One of the inevitabilities of writing an art blog is that one is always on the look-out for works that are not just interesting but will also provide a good photograph. But they are not necessarily the same. Sometimes really interesting works don’t photograph well at all; sometimes photographs jack up a piece of work a few notches higher than you feel it strictly deserves. And sometimes, the knowledge that the photograph is likely to be striking can make it difficult to decide what you think of the real thing.
One of the things I like to do from time to time is to concentrate on an area and visit as many galleries as I can without any plan other than to see what is there. Recently, after wandering around ten in the Shoreditch area, I discovered Raze Bloom by Rachael Champion in the Hales Gallery.
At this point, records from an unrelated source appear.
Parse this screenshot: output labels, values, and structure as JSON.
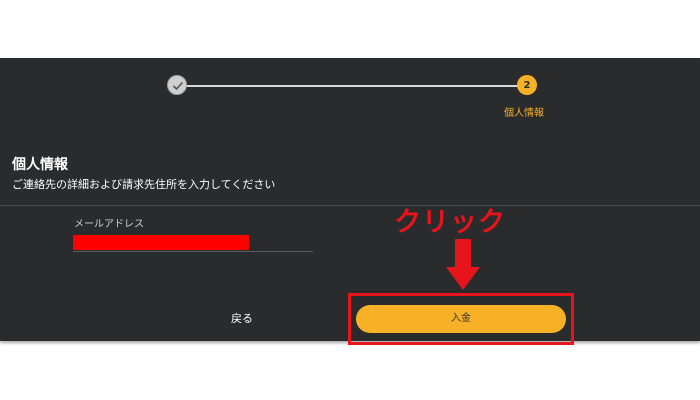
{
  "stepper": {
    "step1_status": "completed",
    "step2_number": "2",
    "step2_label": "個人情報"
  },
  "section": {
    "title": "個人情報",
    "subtitle": "ご連絡先の詳細および請求先住所を入力してください"
  },
  "form": {
    "email_label": "メールアドレス",
    "email_value_redacted": true
  },
  "actions": {
    "back_label": "戻る",
    "deposit_label": "入金"
  },
  "annotation": {
    "text": "クリック"
  },
  "colors": {
    "panel_bg": "#2a2b2d",
    "accent": "#f7b126",
    "annotation_red": "#e8141c",
    "redaction": "#ff0000"
  },
  "icons": {
    "step1": "check-icon",
    "annotation_arrow": "arrow-down-icon"
  }
}
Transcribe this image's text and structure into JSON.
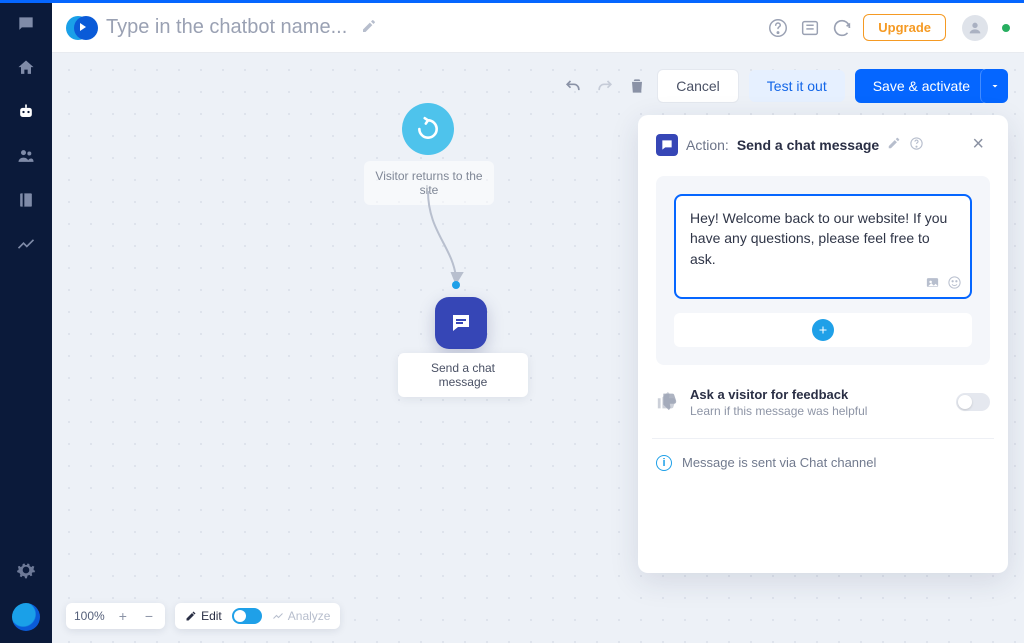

After seeing various paintings of varying shapes and sizes, some good, some to my mind not good at all, it came as both a surprise and a relief. Too many paintings in one morning can be indigestible. I could see at once that Raze Bloom would make an interesting photographs. But was I actually convinced by it as a work?
To start with, I wasn’t sure. Although a surprise to find healthy green grass in a gallery room without windows, and realise that the artist has created a synthetic eco system, you are still left with a display that would not turn heads in the local garden centre. Coming to think of it, if you knew where to look, you would, no doubt, find healthy grass of an entirely different kind growing under artificial lights in other windowless rooms across the capital. So perhaps it was not particularly remarkable.
But despite this initial scepticism, the work continued to stay with me as did the exhibition as a whole. Cleverly curated, it brings together the works of three artists and explores the relationship we have with the environment, the natural and the artificial. The utilitarian nature of Raze Bloom was surely part of the point; created out of industrial materials, it is a commentary on the way that neighbourhoods are razed to make way for new rapidly built construction. It reminded me of the Joni Mitchell song, “they paved paradise and put up a parking lot… hey took all the trees. Put ’em in a tree museum. And they charged the people. A dollar and a half just to see ’em”
Raze Bloom was central but needed the other works to highlight the changes that happen over quite a short period of time. On the wall is a video by Rachel Pimm, Rubber, showing the harvesting and creation of rubber as it turns from a plant to a product. The film is beautifully shot and the soundtrack, which you hear through a headset, amplifies the sounds of production so that you notice the drips and sloshes as the liquid latex is harvested and eventually turned into sheets of rubber. It appears quite romantic but it would not always have been so; this was once industry but the natural product is now increasingly replaced by the synthetic.
Also included in the exhibition are beautiful and poignant photographs of Agnes Denes’ Wheatfield Project. This took place in 1982 when Denes with the help of volunteers cleared a site in the centre of the city, bringing in topsoil to create a two acre wheat-field in the heart of Manhattan. Her stated aim at the time was “to call people’s attention to having to rethink their priorities.” and she explained that the project grew “out of a long-standing concern and need to call attention to our misplaced priorities and deteriorating human values.”
Deane succeeded in harvesting a thousand pounds of the grain. In the photographs you can see the crop ripening in the middle of the busy city. In the back ground the twin towers are still standing. At the time it must have seemed near miraculous to have succeeded. Now looking back at those photographs taken thirty three years ago, it already feels as though we are looking at a gentler and more optimistic time. Meanwhile, Raze Bloom seems to be looking towards a harsher future.
This exhibition at Hales Gallery has now ended